Music of a Life
In this densely written novella, Russian author Andrei Makine evokes the grim, gray, repressive atmosphere of Soviet Russia from the early 1940s to the 1950s: a lot of ground to cover in just over one hundred pages. The protagonist, Alexei Berg, narrates the story of his life to a chance acquaintance in a desolate railway station in the Urals. Alexei had been a promising young concert pianist in Moscow in 1941, but, on the eve of his concert debut, his parents are arrested by the secret police, and Alexei flees in disguise, ending up at the farmhouse of a distant relative in the Ukraine. As the Germans overrun the country, he steals the uniform and identity papers of a dead Russian soldier and fights bravely through to the end of the war. But always he is just one step ahead of being exposed as the son of political prisoners. After the war, he becomes a general’s driver and is befriended by the general’s pretty, flirtatious 17-year-old daughter. In scenes of painful irony, she offers to teach him to play simple tunes on the piano and Alexei must force himself to play like a clumsy beginner. I won’t give away the ending, but it isn’t pretty.
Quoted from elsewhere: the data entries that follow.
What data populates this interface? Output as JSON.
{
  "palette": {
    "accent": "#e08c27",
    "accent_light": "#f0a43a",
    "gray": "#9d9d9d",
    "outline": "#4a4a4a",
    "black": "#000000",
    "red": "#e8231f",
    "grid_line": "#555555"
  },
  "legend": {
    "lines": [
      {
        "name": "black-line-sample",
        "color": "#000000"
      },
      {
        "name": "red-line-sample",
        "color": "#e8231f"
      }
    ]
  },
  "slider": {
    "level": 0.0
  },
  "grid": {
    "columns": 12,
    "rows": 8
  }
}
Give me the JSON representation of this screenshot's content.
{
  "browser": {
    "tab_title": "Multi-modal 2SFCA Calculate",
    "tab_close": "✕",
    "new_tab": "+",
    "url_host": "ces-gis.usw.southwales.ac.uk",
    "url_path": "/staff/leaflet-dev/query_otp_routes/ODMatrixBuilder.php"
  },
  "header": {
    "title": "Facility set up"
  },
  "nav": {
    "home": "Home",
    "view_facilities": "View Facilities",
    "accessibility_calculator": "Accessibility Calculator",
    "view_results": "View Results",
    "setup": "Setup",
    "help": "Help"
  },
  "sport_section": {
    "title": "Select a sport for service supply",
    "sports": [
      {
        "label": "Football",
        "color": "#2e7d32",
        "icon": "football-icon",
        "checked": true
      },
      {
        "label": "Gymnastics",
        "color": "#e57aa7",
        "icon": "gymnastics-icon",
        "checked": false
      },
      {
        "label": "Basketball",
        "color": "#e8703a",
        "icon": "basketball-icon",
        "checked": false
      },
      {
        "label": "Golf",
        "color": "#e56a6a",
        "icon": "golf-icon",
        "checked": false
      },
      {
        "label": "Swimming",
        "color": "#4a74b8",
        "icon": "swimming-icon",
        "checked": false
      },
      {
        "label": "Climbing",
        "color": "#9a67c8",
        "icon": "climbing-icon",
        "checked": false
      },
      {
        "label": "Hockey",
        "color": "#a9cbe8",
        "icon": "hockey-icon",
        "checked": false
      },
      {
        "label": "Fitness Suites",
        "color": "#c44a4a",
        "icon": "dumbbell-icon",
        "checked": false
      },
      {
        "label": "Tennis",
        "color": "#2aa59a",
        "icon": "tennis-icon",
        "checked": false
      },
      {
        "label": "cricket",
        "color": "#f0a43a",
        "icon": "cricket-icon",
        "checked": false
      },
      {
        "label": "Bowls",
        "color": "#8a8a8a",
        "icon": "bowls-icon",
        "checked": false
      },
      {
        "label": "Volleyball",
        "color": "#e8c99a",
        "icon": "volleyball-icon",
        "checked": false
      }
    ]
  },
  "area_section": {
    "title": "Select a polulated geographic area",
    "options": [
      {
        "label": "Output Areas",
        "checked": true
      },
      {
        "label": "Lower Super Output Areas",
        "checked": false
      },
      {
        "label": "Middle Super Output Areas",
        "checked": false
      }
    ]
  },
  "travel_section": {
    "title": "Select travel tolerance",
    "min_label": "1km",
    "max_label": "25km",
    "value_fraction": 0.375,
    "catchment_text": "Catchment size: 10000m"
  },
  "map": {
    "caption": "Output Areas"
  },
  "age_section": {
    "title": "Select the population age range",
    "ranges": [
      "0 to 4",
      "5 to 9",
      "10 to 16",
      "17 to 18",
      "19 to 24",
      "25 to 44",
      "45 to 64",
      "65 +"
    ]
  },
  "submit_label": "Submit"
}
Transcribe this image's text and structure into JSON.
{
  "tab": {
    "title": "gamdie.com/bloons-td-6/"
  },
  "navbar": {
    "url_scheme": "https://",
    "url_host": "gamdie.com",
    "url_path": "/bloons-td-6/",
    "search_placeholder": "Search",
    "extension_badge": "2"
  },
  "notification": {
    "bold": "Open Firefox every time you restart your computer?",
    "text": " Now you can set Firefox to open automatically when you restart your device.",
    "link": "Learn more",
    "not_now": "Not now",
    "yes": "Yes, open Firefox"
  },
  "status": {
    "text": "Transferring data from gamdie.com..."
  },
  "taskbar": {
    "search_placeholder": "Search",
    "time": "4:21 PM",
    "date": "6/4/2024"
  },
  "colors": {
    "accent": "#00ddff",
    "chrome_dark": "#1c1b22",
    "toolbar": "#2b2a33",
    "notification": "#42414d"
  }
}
A depressing read—like anything about the Soviet Union– but, if you’re in the mood for it – very affecting.